Last weekend at the beach my nephew showed me an interesting situation he encountered while playing the card game SET. (Yes, this is the same nephew– who is brilliant, by the way– from last month’s puzzle.) The game is played with a deck of 81 cards, with each card showing 4 features, where each feature has 3 possible values:
- Shape (ovals, squiqqles, or diamonds)
- Number (1, 2, or 3)
- Color (red, purple, or green)
- Shading (solid, striped, or outlined)
The rules are simple. Deal 12 cards face-up on the table, and look for a Set of 3 cards that, for each feature, are either all the same or all different. The first player to identify a Set removes the 3 cards from the table, and 3 more are dealt. Once the entire deck is dealt, the player who collects the most Sets wins.
It is possible that 12 cards may not contain any Set, in which case 3 more cards are dealt… but those 15 cards may still not contain any Set, in which case 3 more cards are dealt, etc. The instructions included with the game suggest that “there are ~33:1 odds that a SET is present in 12 cards, and ~2500:1 odds when 15 cards are on the table.”

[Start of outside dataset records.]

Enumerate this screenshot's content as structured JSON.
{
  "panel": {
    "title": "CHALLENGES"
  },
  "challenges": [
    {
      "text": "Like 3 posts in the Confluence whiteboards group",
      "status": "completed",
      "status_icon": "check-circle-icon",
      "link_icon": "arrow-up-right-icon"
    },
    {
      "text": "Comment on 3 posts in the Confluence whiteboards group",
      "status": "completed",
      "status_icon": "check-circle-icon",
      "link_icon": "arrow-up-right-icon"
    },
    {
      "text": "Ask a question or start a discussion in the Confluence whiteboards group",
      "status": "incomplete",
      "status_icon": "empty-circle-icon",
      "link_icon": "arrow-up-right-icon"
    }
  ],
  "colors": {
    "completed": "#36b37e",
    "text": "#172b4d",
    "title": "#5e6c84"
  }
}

Despite these apparently long odds, my nephew’s family encountered such a collection of 15 cards that did not contain any Set:
(Edit: Thanks to readers Jafeth and Katja in the comments below, who point out that this collection of 15 cards actually does contain a Set… actually, it contains two of them!)

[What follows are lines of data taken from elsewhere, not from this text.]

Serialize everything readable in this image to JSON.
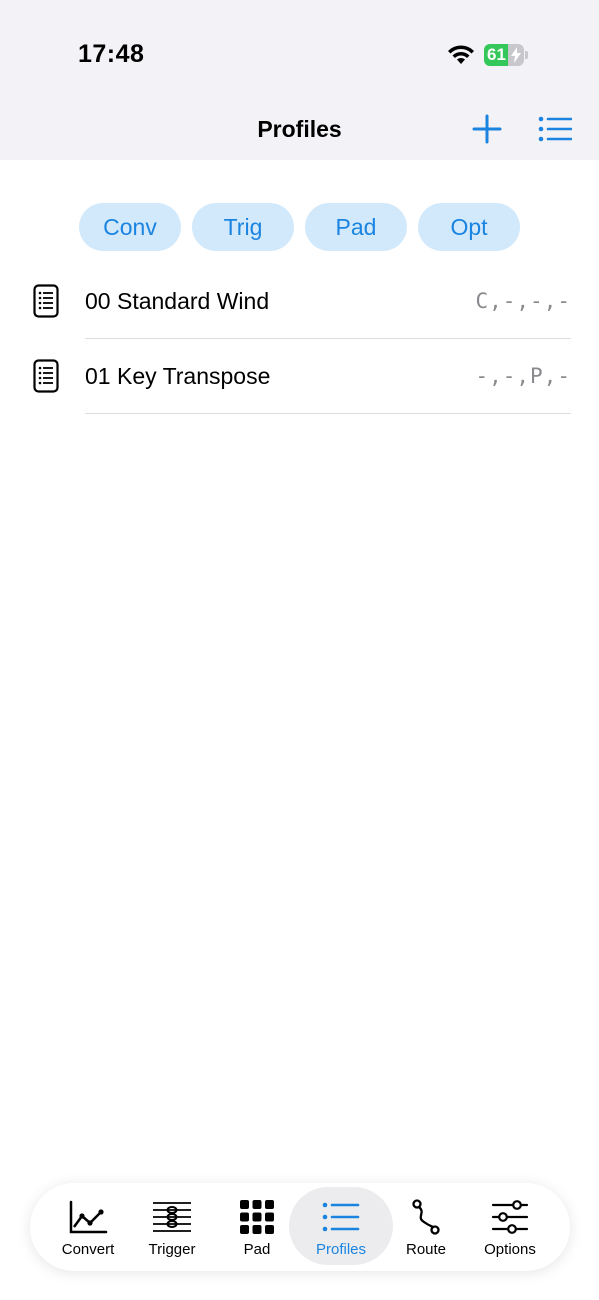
{
  "status": {
    "time": "17:48",
    "battery": "61",
    "battery_level": 0.61
  },
  "nav": {
    "title": "Profiles"
  },
  "chips": [
    "Conv",
    "Trig",
    "Pad",
    "Opt"
  ],
  "profiles": [
    {
      "name": "00 Standard Wind",
      "code": "C,-,-,-"
    },
    {
      "name": "01 Key Transpose",
      "code": "-,-,P,-"
    }
  ],
  "tabs": [
    {
      "label": "Convert",
      "icon": "chart-line-icon"
    },
    {
      "label": "Trigger",
      "icon": "trigger-rows-icon"
    },
    {
      "label": "Pad",
      "icon": "grid-icon"
    },
    {
      "label": "Profiles",
      "icon": "list-icon",
      "active": true
    },
    {
      "label": "Route",
      "icon": "route-icon"
    },
    {
      "label": "Options",
      "icon": "sliders-icon"
    }
  ],
  "colors": {
    "accent": "#1a84e0",
    "chip_bg": "#d2e9fb",
    "header_bg": "#f2f2f7",
    "battery_green": "#34c759"
  }
}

Are such Set-less collections really that rare? It turns out that they are not– not by a long shot– for several reasons. The least interesting reason is that the probabilities quoted in the instructions are simply not accurate. For example, the odds of a random collection of 12 cards not containing a Set are only about 30:1, not 33:1.
But the more interesting reasons are… well, as usual, I think this makes an excellent programming problem. Consider simulating this game, and estimating the probability that a collection of 15 cards does not contain a Set. (One of the many interesting challenges in this problem is concisely and efficiently implementing the condition of “being a Set” or not.) I think simulating the game like this exposes the “real” reasons that Set-less collections occur much more frequently than you might think.